This is definitely my favorite on the market. It really has an intelligent design to avoid any spilling when refuelling. I like to think of this like simply refuelling at the gas station since you don’t really have to pour anything.
You can buy this in 2.4 gallon and 5-gallon styles. Certainly more expensive, costing up to $49.99 each, but can be worth the cost and frustration when compared to traditional gas cans. These might not be available in your state.
Pros: Total splash-free design. Very high quality. Customers leaving rave reviews.
Cons: Hard to take it with you when riding. A bit expensive.
This is a great little gas can that you can even store in your car for emergencies. It is EPA and CARB Complaint with the design available in all states.

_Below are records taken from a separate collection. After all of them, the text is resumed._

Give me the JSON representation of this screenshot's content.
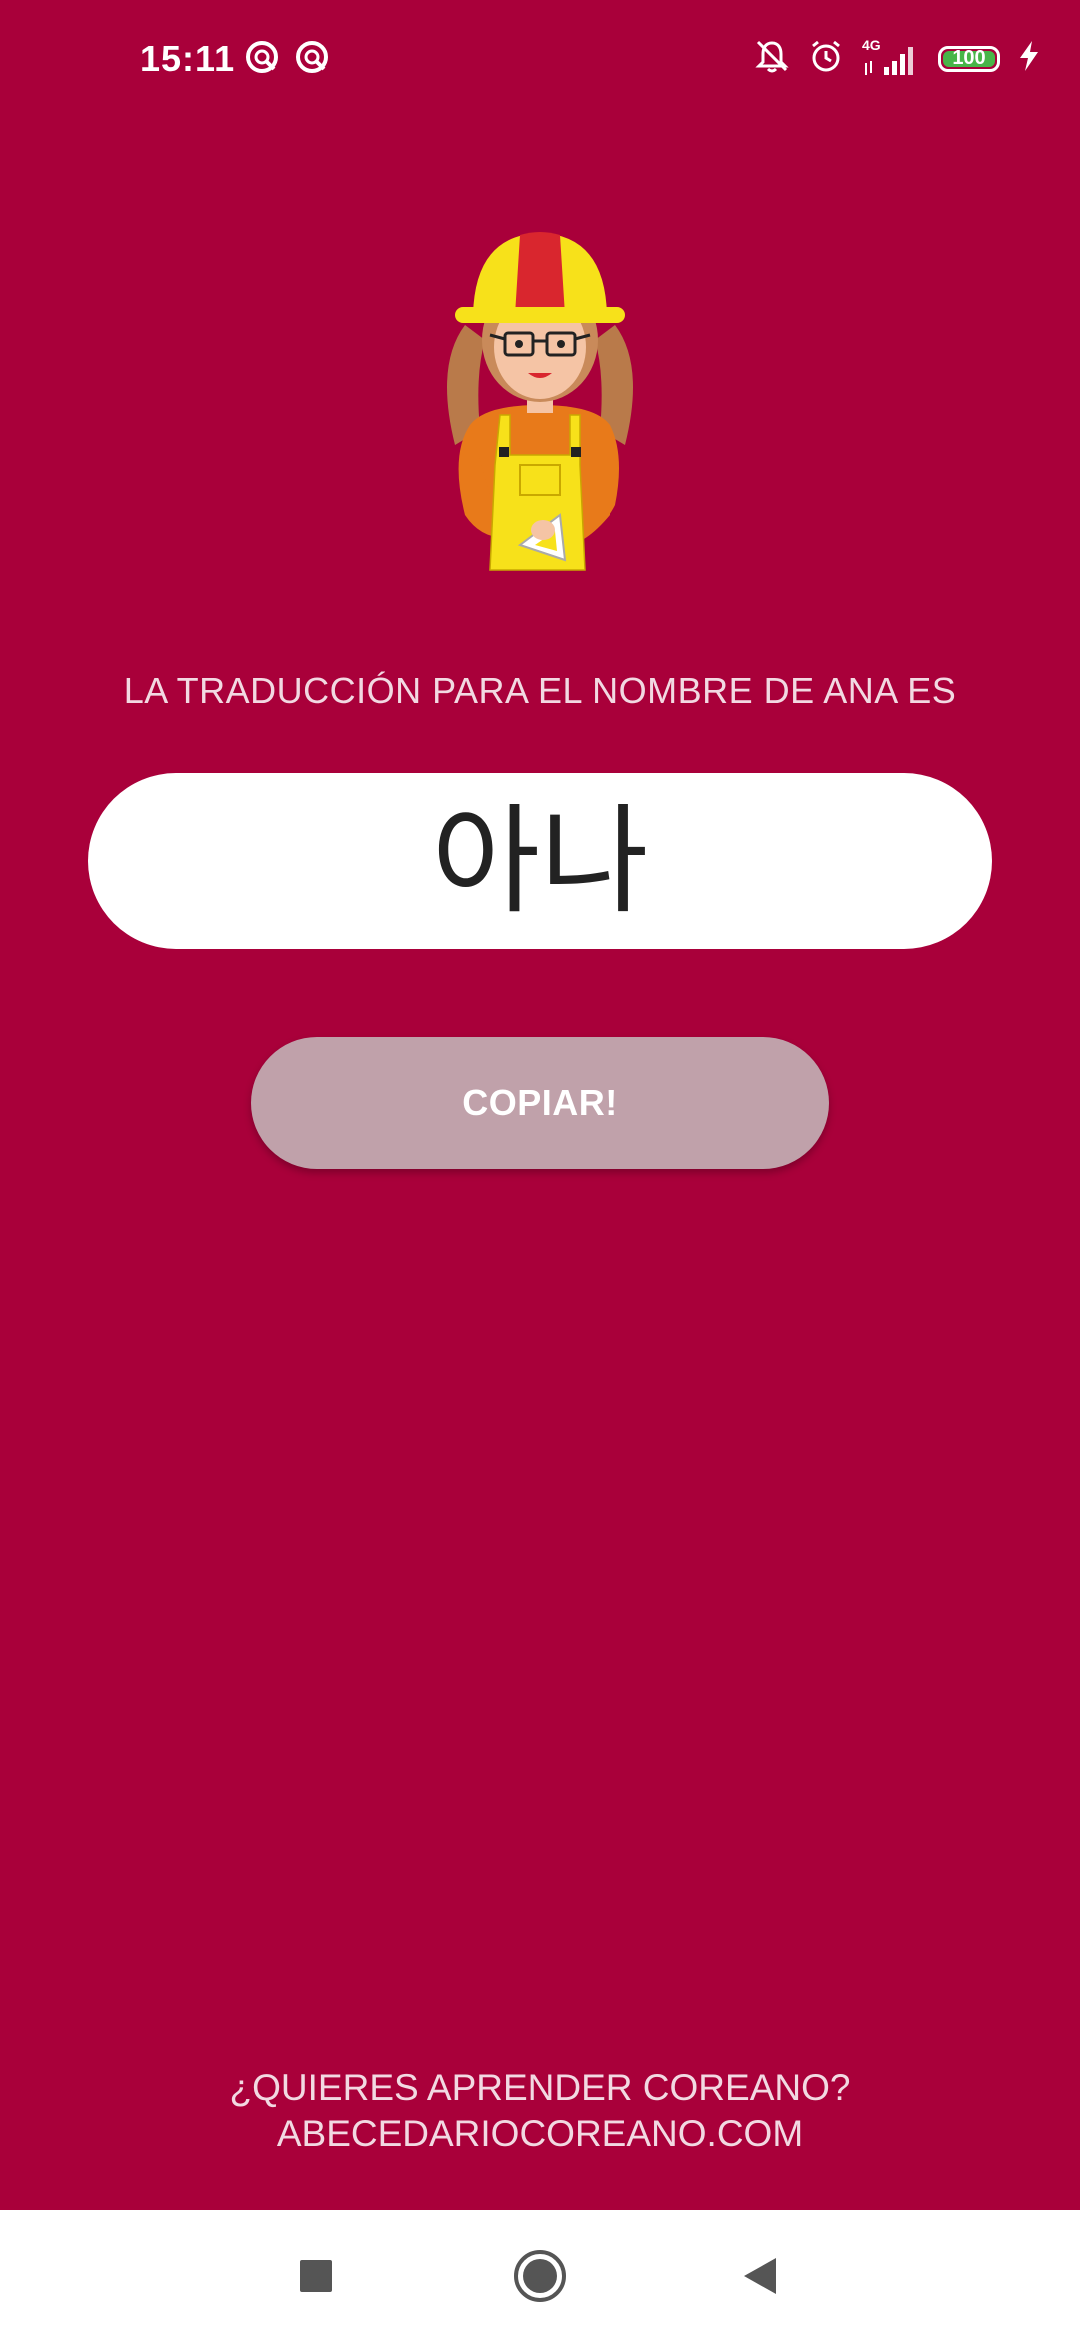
{
  "status_bar": {
    "time": "15:11",
    "battery_level": "100",
    "network": "4G",
    "icons_left": [
      "notification-app-icon",
      "notification-app-icon"
    ],
    "icons_right": [
      "silent-bell-icon",
      "alarm-icon",
      "signal-icon",
      "battery-icon",
      "charging-icon"
    ]
  },
  "main": {
    "heading": "LA TRADUCCIÓN PARA EL NOMBRE DE ANA ES",
    "translation": "아나",
    "copy_button_label": "COPIAR!"
  },
  "footer": {
    "line1": "¿QUIERES APRENDER COREANO?",
    "line2": "ABECEDARIOCOREANO.COM"
  },
  "nav_bar": {
    "buttons": [
      "recent-apps-icon",
      "home-icon",
      "back-icon"
    ]
  },
  "colors": {
    "background": "#a9003a",
    "button": "#c0a1aa",
    "text_light": "#f2d9e2",
    "battery_fill": "#48b548"
  }
}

Now, I don’t generally recommend these at all. Some other riders have used their PWC storage compartment to store little cans like these without troubles. It will be good to wrap an old towel around it, in case it leaks from the cap.
You can use a ratchet strap on the swimming platform though this isn’t that safe or secure either, especially in rough sea conditions.
Now taking a gas can on your PWC is a great idea. But many riders don’t think of alternatives where they won’t need to carry additional fuel.
Because when you’re riding with extra fuel on board, you’re a little more apprehensive in your riding approach. I find this too when I ride with extra fuel. I’m more conservative, playing it safe whilst others are flying right past me.
So here’s what you could do instead:
Create a route that takes into account marinas where you can fuel up on the go. You might even get some food and drinks whilst you’re there!
Organize fuel drops in advance. If you know that you’re going into a remote area, you could drive in and secretly drop some fuel a few days in advance.
Use boat support. The big organized rides always have some support boats that have fuel onboard so jet ski riders don’t need to worry.
Consider if it’s even worth it. For most riding areas, you’ll still get a few hours of decent riding in before the empty warning light comes on.
Simply ride more conservatively. I know that no rider wants to be told this, but if you ride more ‘eco’ then you’ll simply get a bigger range. Plus, if you’re riding that far, you won’t want to be going 70 miles per hour all day long, otherwise your arms will tire quickly.
All of these will eliminate the need to take that extra jerry can. Remember that the extra fuel at the back is going to affect the performance and handling of your jet ski. Ask yourself: Is this worth it?
PWC Gas Cans: In summary
In some instances, taking the extra fuel will be worth it. In other times, you can find ways around it which is much safer, plus you’ll have a more enjoyable day out on the water.
My recommendation for SeaDoo owners is to use their own fuel cans, if you decide that you need that extra range. This is because these clip on pods are much more reliable than any other model out there, albeit at a higher cost.
Either way, additional fuel can really help to have more fun out there on the water!